Samuel Fox (industrialist)

From Wikipedia, the free encyclopedia
Jump to navigation Jump to search
Samuel Fox
Samuel Fox on commemorative medal for the opening of 'Fox Glen' public space in Deepcar
Born17 June 1815
Died25 February 1887(1887-02-25) (aged 71)

Samuel Fox (17 June 1815 – 25 February 1887) was a British industrialist and businessman noted for developing the Paragon umbrella frame, and the founder of a steelworks in Stocksbridge.


Birthplace of Samuel Fox in Bradwell

Fox was born in Bradwell, Derbyshire, on 17 June 1815, the youngest son of William Fox, a shuttle-weaver, and Mary (née Palfreyman).[1]

In 1831, he started work as an apprentice wire drawer in the firm of Samuel Cocker in Hathersage.[2][3]

He moved to Stocksbridge in 1842 to establish his own wire drawing business in a former cotton mill.[1] In 1842, Fox married Maria Radcliffe (born 20 January 1820) at Stannington, Sheffield.[4] They had one son, William Henry Fox (1843–1920) who never married.[5][6]

In 1851 he and his company Fox Umbrella Frames Ltd developed the "Paragon" umbrella frame, a U section of string steel that was far superior to its competitors. Development of the product continued until at least 1935. A similar product was used to make Crinoline frames from 1855. Umbrellas with 'Fox Frames' were sold worldwide.[7]

The business continued to expand and started producing different products and by the mid-1860s the works included furnaces and rolling mills. In 1862, Samuel Fox began to produce crucible steel. The company installed two 5-ton Bessemer converters, the process being the invention of Sir Henry Bessemer. In 1863 a Rail and Billet mill was established, followed by a Rod mill in 1864.[8]

A railway line was built to link the steel works with the wider region.[9]

Fox bought the Bradwell Grove Estate, Holwell, Oxfordshire in 1871.

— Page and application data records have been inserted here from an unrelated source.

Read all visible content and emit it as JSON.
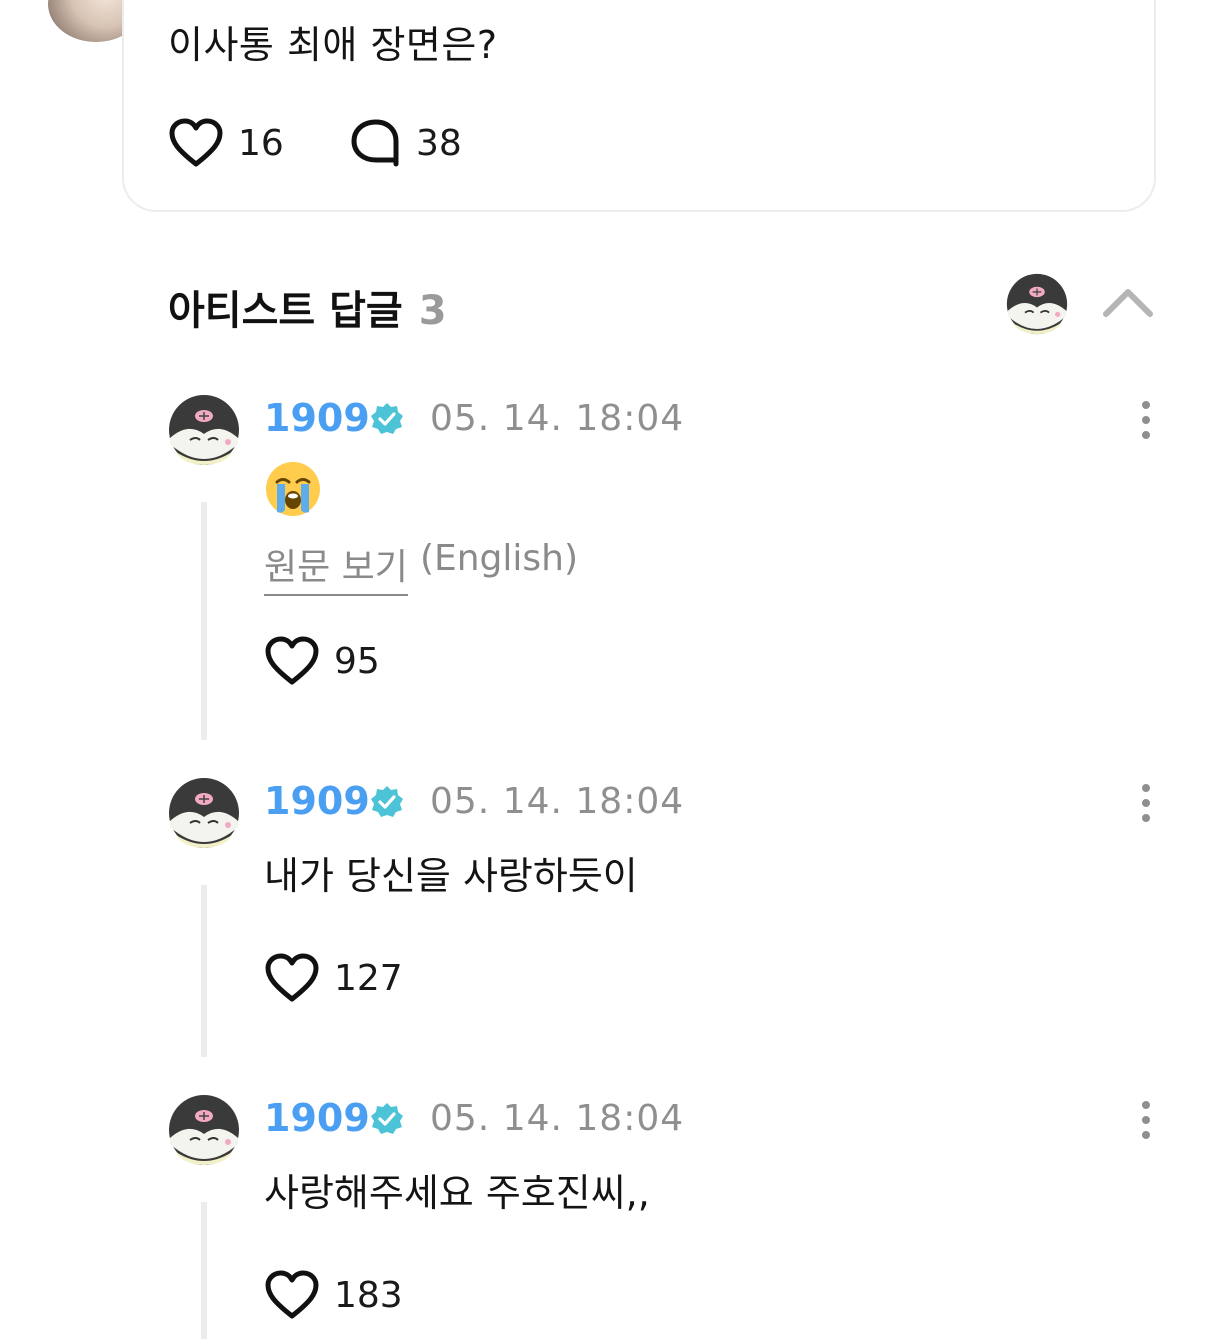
{
  "post": {
    "text": "이사통 최애 장면은?",
    "likes": "16",
    "comments": "38"
  },
  "artist_replies": {
    "title": "아티스트 답글",
    "count": "3"
  },
  "replies": [
    {
      "name": "1909",
      "time": "05. 14. 18:04",
      "body": "",
      "emoji": "loudly-crying-face",
      "translate_link": "원문 보기",
      "translate_lang": "(English)",
      "likes": "95"
    },
    {
      "name": "1909",
      "time": "05. 14. 18:04",
      "body": "내가 당신을 사랑하듯이",
      "likes": "127"
    },
    {
      "name": "1909",
      "time": "05. 14. 18:04",
      "body": "사랑해주세요 주호진씨,,",
      "likes": "183"
    }
  ],
  "colors": {
    "username": "#4a9ff2",
    "verified": "#4cc3d6",
    "muted": "#8f8f8f",
    "thread_line": "#ececec"
  },
  "icons": {
    "like": "heart-icon",
    "comment": "speech-bubble-icon",
    "verified": "verified-badge-icon",
    "more": "more-vertical-icon",
    "collapse": "chevron-up-icon"
  }
}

He died on 25 February 1887 and was buried at St John churchyard on his estate North Cliffe, near Market Weighton, East Riding of Yorkshire.[1][10]

Throught his life, Fox was a frequent visitor to his home village of Bradwell, and for many years regularly sent money to benefit the poor. These charitable donations were always sent anonymously, and it was only a few years before his death that the actual donor became known to the people, when he also bequeathed a further £1000 for the poor of the parish.[11]

A magnificent church, funded by the Fox family, was built in Stocksbridge overlooking the steelworks following his death. Saint Matthias church was so named because Samuel Fox died on St. Matthias' Day. Fox himself had planned the church and the church was completed in his memory under the instruction of his son, William, at a cost of around £5,000. Due to dwindling congregations, the church closed in 2018 and was sold by the Diocese of Sheffield. Its last permanent vicar was Catherine Barnard.[12]

See also[edit]

  • Hoyland Fox, an umbrella frame manufacturer founded and formerly based in Sheffield, UK, founded by William Hoyland, assistant to Samuel Fox.


  1. ^ a b c "Samuel Fox 1815 – 1887" (PDF),, archived from the original (PDF) on 17 December 2006
  2. ^ "Samuel Fox's House, Bradwell",
  3. ^ "Samuel Fox",, accessed 19 November 2018
  4. ^ "Marriage Record - Samuel Fox",, accessed 19 November 2018
  5. ^ "Birth Record - William Henry Fox",, accessed 19 November 2018
  6. ^ "Probate Record - William Henry Fox",, accessed 19 November 2018
  7. ^ "Fox Umbrellas: Makers of the quintessentially British brolly",, accessed 19 November 2018
  8. ^ "Stocksbridge Works",, accessed 20 November 2018
  9. ^ "Fox Valley History",, accessed 20 November 2018
  10. ^ "Memorial - Samuel Fox",, accessed 19 November 2018
  11. ^ "Samuel Fox, Bradwell's Most Famous Son",, accessed 19 November 2018
  12. ^ "Huge church founded by Sheffield steel magnate will shut after big farewell celebration",, 10 July 2018 - accessed 19 November 2018

External links[edit]

Media related to Samuel Fox (industrialist) at Wikimedia Commons